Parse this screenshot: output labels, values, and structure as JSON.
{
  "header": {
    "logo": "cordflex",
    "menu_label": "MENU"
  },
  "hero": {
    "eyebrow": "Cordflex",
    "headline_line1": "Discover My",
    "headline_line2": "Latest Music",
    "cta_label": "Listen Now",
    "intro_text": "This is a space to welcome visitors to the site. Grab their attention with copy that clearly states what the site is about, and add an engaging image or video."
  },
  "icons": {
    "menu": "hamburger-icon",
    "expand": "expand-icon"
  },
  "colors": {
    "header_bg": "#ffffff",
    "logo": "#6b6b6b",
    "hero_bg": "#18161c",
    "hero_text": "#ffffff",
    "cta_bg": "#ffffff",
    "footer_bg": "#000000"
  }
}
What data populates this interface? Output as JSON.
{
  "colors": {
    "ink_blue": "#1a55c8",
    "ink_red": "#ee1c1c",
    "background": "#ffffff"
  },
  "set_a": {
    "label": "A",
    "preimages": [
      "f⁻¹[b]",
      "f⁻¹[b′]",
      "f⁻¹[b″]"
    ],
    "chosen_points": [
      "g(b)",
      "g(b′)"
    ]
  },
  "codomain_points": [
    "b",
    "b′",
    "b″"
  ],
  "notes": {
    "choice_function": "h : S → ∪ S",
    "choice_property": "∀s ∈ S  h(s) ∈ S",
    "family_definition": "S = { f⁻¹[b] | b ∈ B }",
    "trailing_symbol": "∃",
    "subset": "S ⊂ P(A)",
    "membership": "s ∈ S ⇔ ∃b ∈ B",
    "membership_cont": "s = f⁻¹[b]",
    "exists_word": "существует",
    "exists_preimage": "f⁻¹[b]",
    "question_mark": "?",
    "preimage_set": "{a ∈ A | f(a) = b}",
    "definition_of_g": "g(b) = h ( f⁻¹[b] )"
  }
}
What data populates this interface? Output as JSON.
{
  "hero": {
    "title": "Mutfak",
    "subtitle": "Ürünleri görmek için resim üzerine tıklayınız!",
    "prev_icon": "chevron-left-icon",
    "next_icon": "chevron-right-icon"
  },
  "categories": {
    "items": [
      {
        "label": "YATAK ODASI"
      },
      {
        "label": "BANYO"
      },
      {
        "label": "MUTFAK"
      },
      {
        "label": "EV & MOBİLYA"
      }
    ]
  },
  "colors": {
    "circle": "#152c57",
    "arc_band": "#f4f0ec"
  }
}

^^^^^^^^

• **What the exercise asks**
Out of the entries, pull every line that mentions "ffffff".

• **Finished exercise**
    "header_bg": "#ffffff",
    "hero_text": "#ffffff",
    "cta_bg": "#ffffff",
    "background": "#ffffff"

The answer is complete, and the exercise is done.